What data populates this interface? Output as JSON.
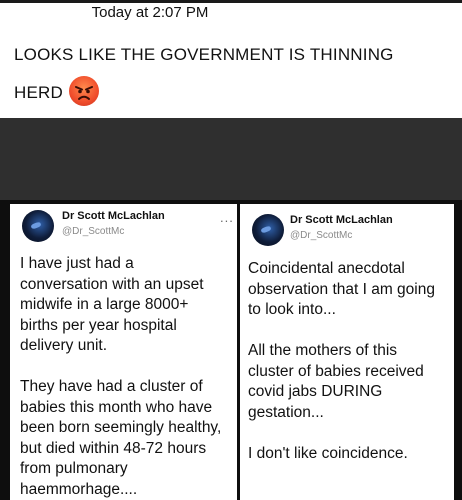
{
  "message": {
    "timestamp": "Today at 2:07 PM",
    "text_line1": "LOOKS LIKE THE GOVERNMENT IS THINNING",
    "text_line2": "HERD",
    "emoji": "angry-face-icon"
  },
  "colors": {
    "background": "#ffffff",
    "band": "#2f2f2f",
    "frame": "#0e0e0e",
    "emoji": "#f04d2c",
    "handle": "#8a8a8a"
  },
  "tweets": [
    {
      "author": "Dr Scott McLachlan",
      "handle": "@Dr_ScottMc",
      "more": "...",
      "lines": [
        "I have just had a",
        "conversation with an upset",
        "midwife in a large 8000+",
        "births per year hospital",
        "delivery unit.",
        "",
        "They have had a cluster of",
        "babies this month who have",
        "been born seemingly healthy,",
        "but died within 48-72 hours",
        "from pulmonary",
        "haemmorhage...."
      ]
    },
    {
      "author": "Dr Scott McLachlan",
      "handle": "@Dr_ScottMc",
      "lines": [
        "Coincidental anecdotal",
        "observation that I am going",
        "to look into...",
        "",
        "All the mothers of this",
        "cluster of babies received",
        "covid jabs DURING",
        "gestation...",
        "",
        "I don't like coincidence."
      ]
    }
  ]
}
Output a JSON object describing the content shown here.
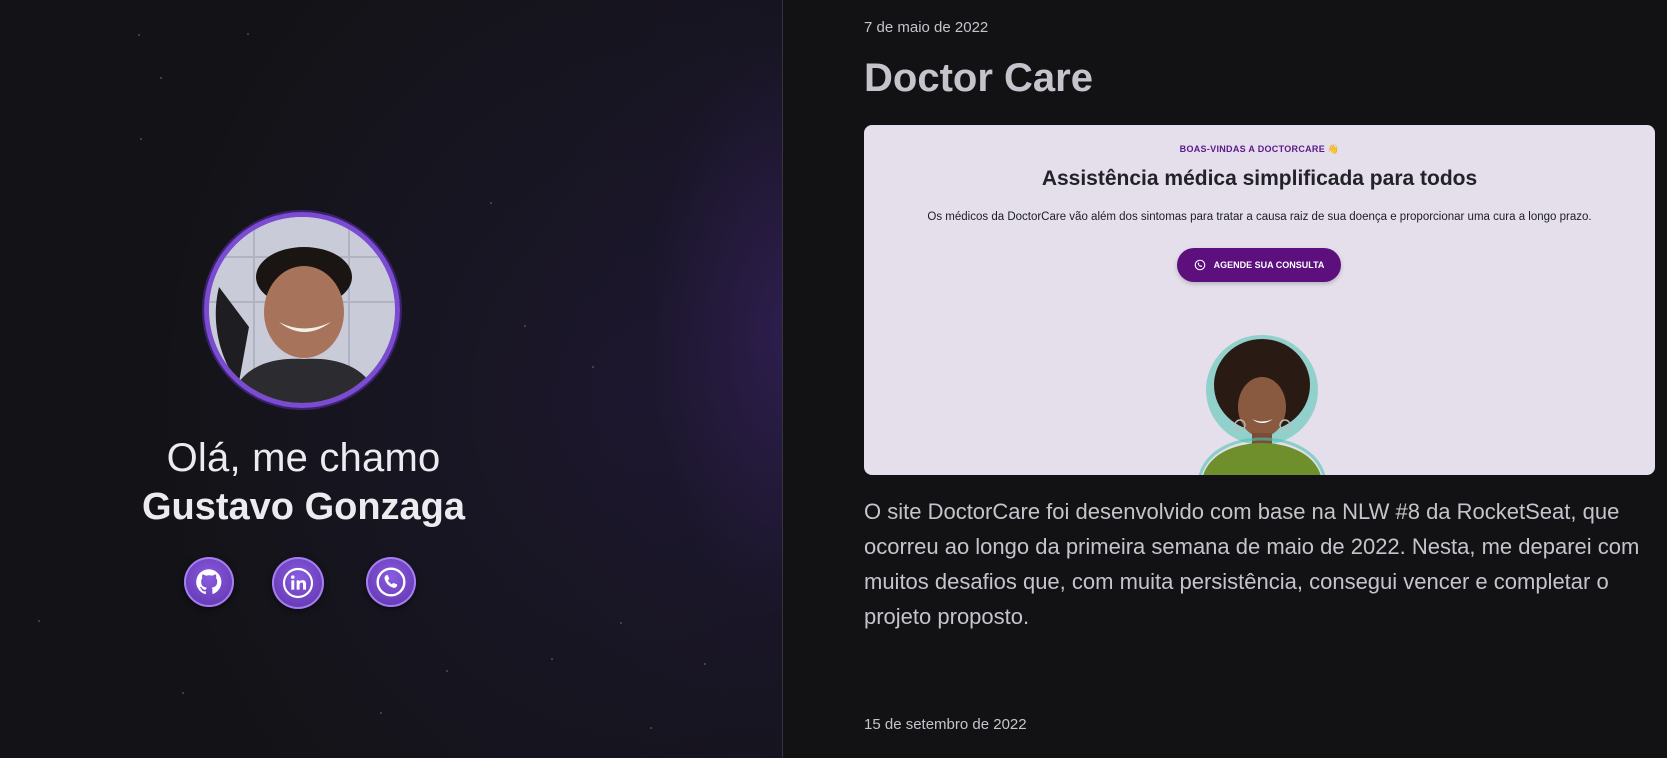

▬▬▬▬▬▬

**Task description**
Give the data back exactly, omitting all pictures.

**Your response**
What data populates this interface? Output as JSON.
{
  "message": {
    "timestamp": "Today at 2:07 PM",
    "text_line1": "LOOKS LIKE THE GOVERNMENT IS THINNING",
    "text_line2": "HERD",
    "emoji": "angry-face-icon"
  },
  "colors": {
    "background": "#ffffff",
    "band": "#2f2f2f",
    "frame": "#0e0e0e",
    "emoji": "#f04d2c",
    "handle": "#8a8a8a"
  },
  "tweets": [
    {
      "author": "Dr Scott McLachlan",
      "handle": "@Dr_ScottMc",
      "more": "...",
      "lines": [
        "I have just had a",
        "conversation with an upset",
        "midwife in a large 8000+",
        "births per year hospital",
        "delivery unit.",
        "",
        "They have had a cluster of",
        "babies this month who have",
        "been born seemingly healthy,",
        "but died within 48-72 hours",
        "from pulmonary",
        "haemmorhage...."
      ]
    },
    {
      "author": "Dr Scott McLachlan",
      "handle": "@Dr_ScottMc",
      "lines": [
        "Coincidental anecdotal",
        "observation that I am going",
        "to look into...",
        "",
        "All the mothers of this",
        "cluster of babies received",
        "covid jabs DURING",
        "gestation...",
        "",
        "I don't like coincidence."
      ]
    }
  ]
}
Output a JSON object describing the content shown here.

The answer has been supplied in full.